I think it is fair to ask: Why was Peter following Jesus that night if he was not prepared to announce his allegiance to Jesus? Was Peter merely wanting to watch the trial? Did he have some sick fascination with court room dramas? Was he hoping perhaps to break out his sword again and riot off a few more ears? Was he merely tagging along with the other disciple who was known to the high priest? I don’t really have an answer to that question to be honest with you. I don’t know why Peter was going along with him that night. I do admire his courage; I cringe at his failure. But I only cringe because I see too often my own failures at following Jesus.

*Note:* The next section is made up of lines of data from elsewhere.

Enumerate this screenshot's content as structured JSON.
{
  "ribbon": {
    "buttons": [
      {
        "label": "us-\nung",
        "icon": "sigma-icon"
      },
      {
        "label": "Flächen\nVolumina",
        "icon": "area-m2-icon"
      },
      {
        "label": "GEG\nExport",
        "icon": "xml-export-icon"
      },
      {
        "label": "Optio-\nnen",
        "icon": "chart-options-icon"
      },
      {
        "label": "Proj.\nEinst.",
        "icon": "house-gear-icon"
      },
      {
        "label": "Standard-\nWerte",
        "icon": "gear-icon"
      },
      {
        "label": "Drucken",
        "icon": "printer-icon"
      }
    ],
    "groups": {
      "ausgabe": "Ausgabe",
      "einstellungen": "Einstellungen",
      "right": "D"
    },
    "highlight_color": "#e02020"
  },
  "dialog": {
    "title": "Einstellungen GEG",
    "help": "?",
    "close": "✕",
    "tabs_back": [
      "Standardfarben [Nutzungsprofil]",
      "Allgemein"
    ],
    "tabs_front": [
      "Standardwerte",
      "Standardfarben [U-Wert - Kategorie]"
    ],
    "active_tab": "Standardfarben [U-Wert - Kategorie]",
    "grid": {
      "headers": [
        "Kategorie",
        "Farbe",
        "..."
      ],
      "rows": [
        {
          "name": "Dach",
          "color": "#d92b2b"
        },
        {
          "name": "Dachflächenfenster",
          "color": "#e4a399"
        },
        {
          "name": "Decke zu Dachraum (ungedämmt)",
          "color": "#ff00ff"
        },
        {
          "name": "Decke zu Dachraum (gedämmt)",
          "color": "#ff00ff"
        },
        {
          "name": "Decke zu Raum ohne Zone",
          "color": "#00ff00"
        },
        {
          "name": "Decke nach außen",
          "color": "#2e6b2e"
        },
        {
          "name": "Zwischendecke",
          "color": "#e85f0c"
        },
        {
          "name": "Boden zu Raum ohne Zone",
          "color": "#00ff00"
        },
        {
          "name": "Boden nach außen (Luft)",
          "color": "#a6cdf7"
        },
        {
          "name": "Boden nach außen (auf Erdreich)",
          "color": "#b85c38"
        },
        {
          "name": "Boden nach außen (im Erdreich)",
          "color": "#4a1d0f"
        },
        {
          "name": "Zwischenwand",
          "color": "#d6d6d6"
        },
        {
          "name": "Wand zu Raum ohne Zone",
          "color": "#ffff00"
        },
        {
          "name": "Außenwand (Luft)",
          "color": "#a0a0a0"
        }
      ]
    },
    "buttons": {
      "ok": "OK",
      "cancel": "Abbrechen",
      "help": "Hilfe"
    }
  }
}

Following Jesus is not cake and roses. We may as well be honest about it. Following Jesus is hard because there are a lot of people who are keen to cast aspersion and doubt on the followers and on the One we follow. Jesus is followed by a lot of people, but is it fair to ask why we follow? I think it is fair to ask why we follow and, in fact, I think that if we don’t ask why we follow we are likely to fail just as Peter did. That being said, perhaps even Peter was uncertain that night why he was following. Perhaps that is why he failed. It is supreme irony to me that Peter’s failure that night was that he didn’t know Jesus and Judas’ failure was that he did know Jesus. Strange, isn’t it?
Maybe Peter was thinking along these lines, “The world as such has no interest in following the crucified King” (Eugene Peterson, The Jesus Way, 9). Maybe Peter was hoping that maybe it was all a joke and that after a little questioning Jesus would be let go and they could all get together again in the Garden for some sleep and prayer. Who knows? Maybe Peter hoped it would all go away and life could get back to normal: Teaching, rebuking, kingdoms. Maybe Peter had hoped that Jesus would light them up right then and there, call in the angels, set up the kingdom and Peter would be there ready at arms. It’s all speculation on my part.

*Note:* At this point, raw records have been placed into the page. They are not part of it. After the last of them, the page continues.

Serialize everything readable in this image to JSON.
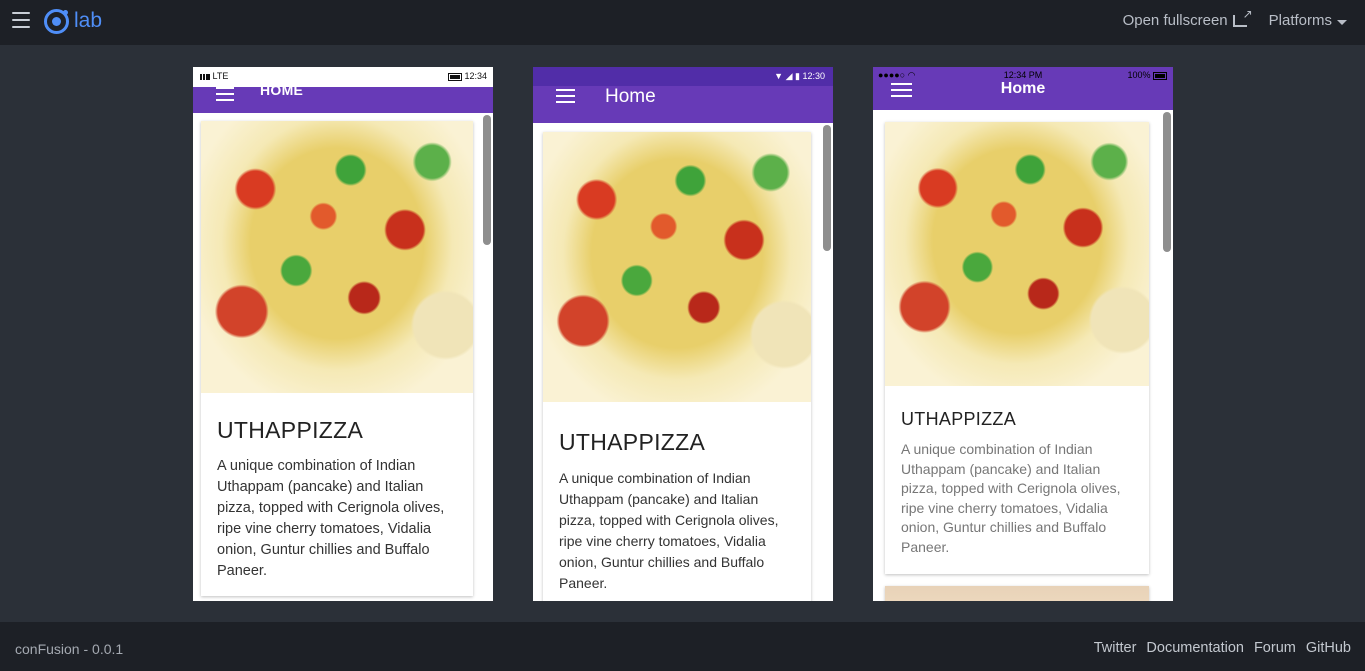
{
  "header": {
    "logo_text": "lab",
    "open_fullscreen": "Open fullscreen",
    "platforms": "Platforms"
  },
  "footer": {
    "version": "conFusion - 0.0.1",
    "links": [
      "Twitter",
      "Documentation",
      "Forum",
      "GitHub"
    ]
  },
  "devices": [
    {
      "status_left": "LTE",
      "status_time": "12:34",
      "toolbar_title": "Home",
      "card": {
        "title": "UTHAPPIZZA",
        "description": "A unique combination of Indian Uthappam (pancake) and Italian pizza, topped with Cerignola olives, ripe vine cherry tomatoes, Vidalia onion, Guntur chillies and Buffalo Paneer."
      }
    },
    {
      "status_time": "12:30",
      "toolbar_title": "Home",
      "card": {
        "title": "UTHAPPIZZA",
        "description": "A unique combination of Indian Uthappam (pancake) and Italian pizza, topped with Cerignola olives, ripe vine cherry tomatoes, Vidalia onion, Guntur chillies and Buffalo Paneer."
      }
    },
    {
      "status_time": "12:34 PM",
      "status_battery": "100%",
      "toolbar_title": "Home",
      "card": {
        "title": "UTHAPPIZZA",
        "description": "A unique combination of Indian Uthappam (pancake) and Italian pizza, topped with Cerignola olives, ripe vine cherry tomatoes, Vidalia onion, Guntur chillies and Buffalo Paneer."
      }
    }
  ],
  "colors": {
    "primary": "#673ab7",
    "primary_dark": "#512da8",
    "ionic_blue": "#4f8ef7",
    "chrome_bg": "#1d2026",
    "stage_bg": "#2b3038"
  }
}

I admire that Peter followed Jesus right into the courtroom. He was courageous. I like to think that I would have followed, but I probably wouldn’t have. Would any of us? Do any of us? Jesus said, “I have spoken openly to the world,” Jesus replied. “I always taught in synagogues or at the temple, where all the Jews come together. I said nothing in secret. Why question me? Ask those who heard me. Surely they know what I said.” And right there was Peter. They could have asked Peter or the other unnamed disciple what Jesus said. Peter could have testified at the trial of Jesus, but he took the Fifth: “I do not know him, damn-it! Now leave me alone.” Can you imagine: The great defender of the faith, the great apostle, the one who promised to go to the death with Jesus refused to speak up at the trial of Jesus.
Along the way we are going to have that same problem. We are going to be asked: Do you know Jesus? Have you spent time with him? Didn’t I see you at that rally, that function, going into that church building on Sunday morning? You know Jesus don’t you? How will we answer? You see I think that knowing Jesus, following Jesus, entails a lot more than being a mere spectator at his trials, or a mere participant in His adulation, or a mere silent follower along the way. I think it means that when we are asked we should be ready with an answer. I think it means that we must be ready testify in His defense.
I’m not blaming Peter. Lord knows there have been plenty of times when I have failed in one way or another to acknowledge that I too belong to Jesus; that I too am not a mere voyeur in the courtroom; that I too am not just am not just a ‘hanger-onner’ or big-talker when in the company of friends. We will all fail. So why are we following Jesus? And along the way, when we are questioned, how will we answer? How will we respond to those who ask the reason for the hope we have? Following is not just walking behind. Following is knowing. If you are going to follow Jesus, you are going to have to know Jesus. And you are going to have to decide ahead of time how you are going to respond when people ask you if you know Him.
Soli Deo Gloria!